Dickey's best game may have been in the postseason however, as he threw for four touchdown and 260 yards in a 41-16 blowout of the St. Louis Cardinals at Lambeau Field in the 1982 postseason.
He followed that up by throwing for 332 yards against the Cowboys the next week, but he also threw a key interception that was returned for a touchdown in the 37-26 loss in Dallas.
Dickey is fourth in franchise history with 133 touchdown passes, behind Brett Favre (442), Bart Starr (152) and Aaron Rodgers (148).
If Don Horn could have played every game like it was the last game of the season, who knows how many records he would have broken as a Green Bay quarterback.
First, in 1968, Horn's second year with the Packers, Zeke Bratkowski got the start at quarterback in the last game of the season against the Bears in Chicago. However, Bratkowski was injured in the game and Horn came to the rescue.
Horn rallied the Packers and threw two touchdown passes as the Packers beat the Bears 28-27. Horn also had a 142.4 quarterback rating that day.
But that was nothing.
The following year, also on the last day of the season, Horn got the start against the St. Louis Cardinals at Lambeau Field. Horn delivered again that day, throwing for 410 yards and five touchdown passes in a 45-28 victory by the Packers.
Last, but certainly not least, are the exploits of Bart Starr.

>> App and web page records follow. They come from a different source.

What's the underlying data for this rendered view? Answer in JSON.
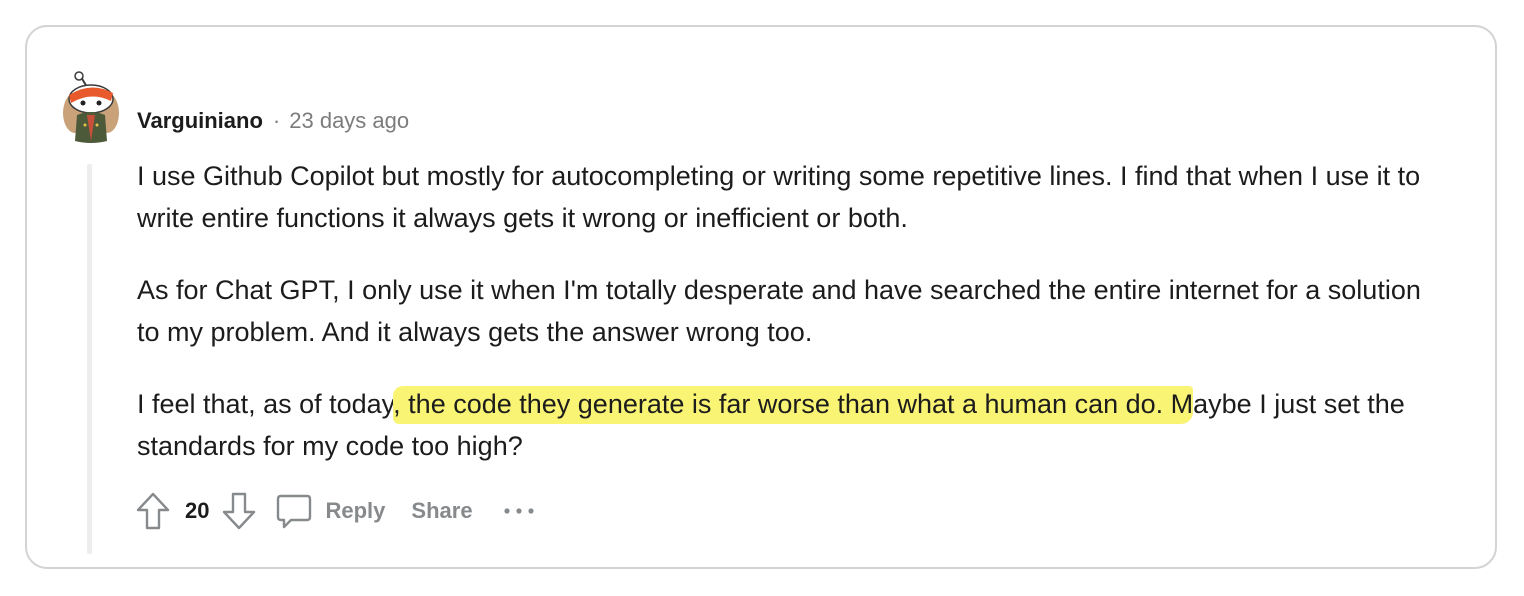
{
  "comment": {
    "username": "Varguiniano",
    "separator": "·",
    "timestamp": "23 days ago",
    "paragraphs": {
      "p1": "I use Github Copilot but mostly for autocompleting or writing some repetitive lines. I find that when I use it to write entire functions it always gets it wrong or inefficient or both.",
      "p2": "As for Chat GPT, I only use it when I'm totally desperate and have searched the entire internet for a solution to my problem. And it always gets the answer wrong too.",
      "p3_before": "I feel that, as of today",
      "p3_highlight": ", the code they generate is far worse than what a human can do. M",
      "p3_after": "aybe I just set the standards for my code too high?"
    },
    "highlight_color": "#faf475"
  },
  "actions": {
    "score": "20",
    "reply_label": "Reply",
    "share_label": "Share",
    "upvote_icon": "arrow-up-icon",
    "downvote_icon": "arrow-down-icon",
    "reply_icon": "comment-bubble-icon",
    "more_icon": "more-dots-icon"
  }
}
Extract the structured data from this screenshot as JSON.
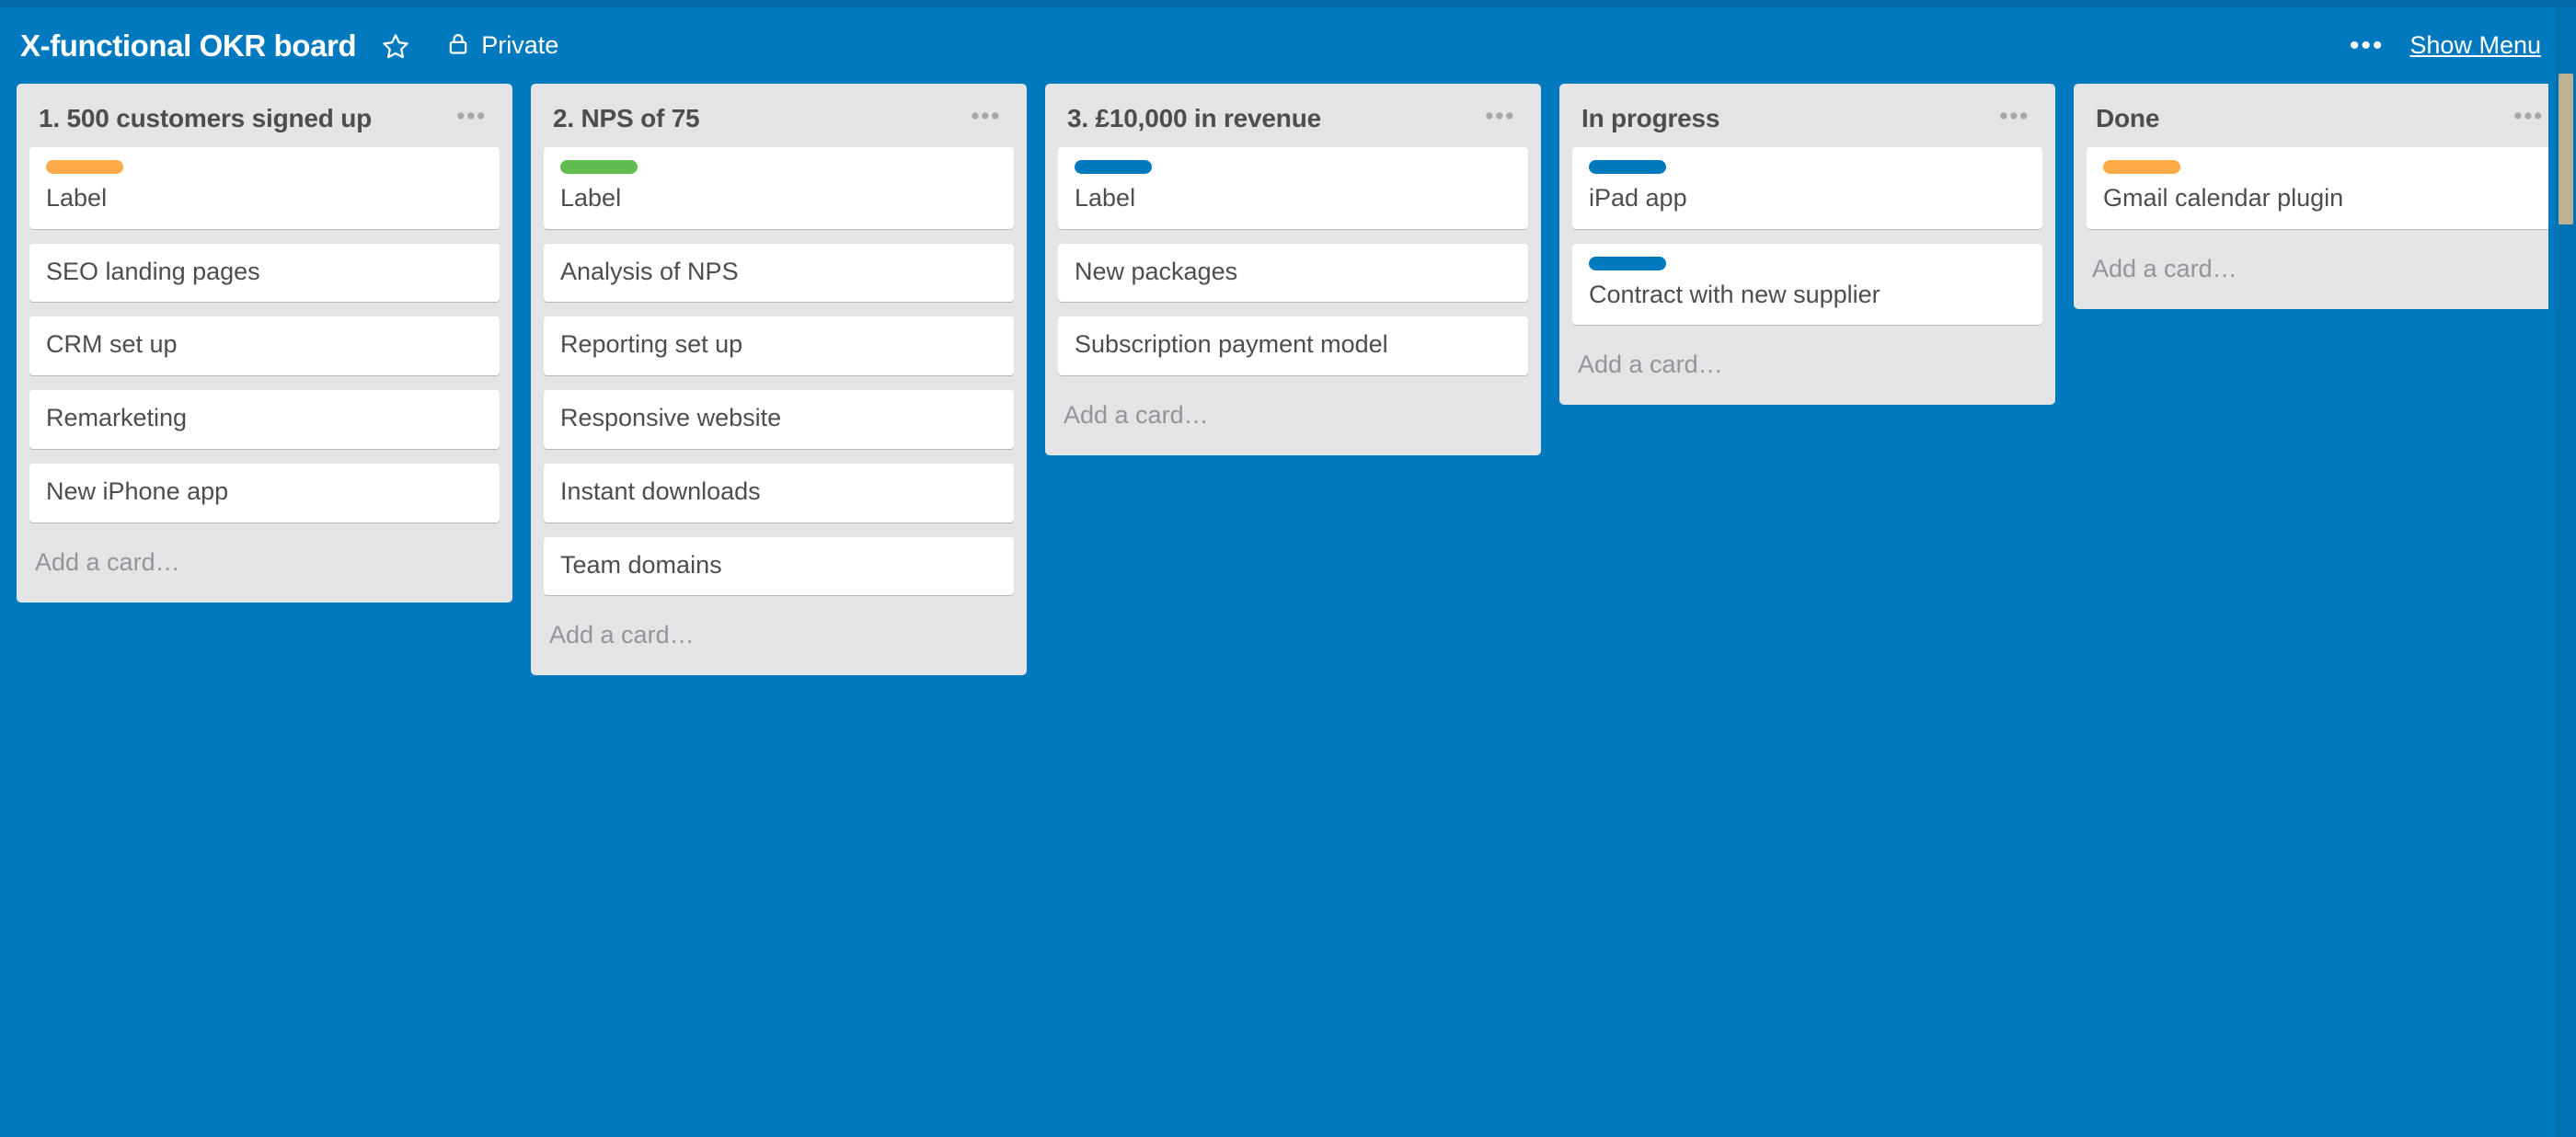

Starr was what you would call a "money" quarterback. The bigger the game, the better he played.
Starr led the Packers to five NFL championships in seven years, including the first two Super Bowls, in which Starr was named MVP in each game.
Starr also won three passing titles (1962, 1964 and 1966).
Obviously, Starr was outstanding in the two Super Bowl victories, but his best game preceded the first Super Bowl.
It was the 1966 NFL Championship Game against the Dallas Cowboys. The winner of that game would go on to Super Bowl I.
In that game, Starr threw for 304 yards, four touchdown passes and no interceptions.
1966 was a special season for Starr, as he was not only the MVP of Super Bowl I, but also the NFL's MVP that year as well.
Starr was 9-1 for his career in the postseason, and threw 15 touchdown passes against three little picks. Like I said, Starr was a "money" quarterback. He was also a winner.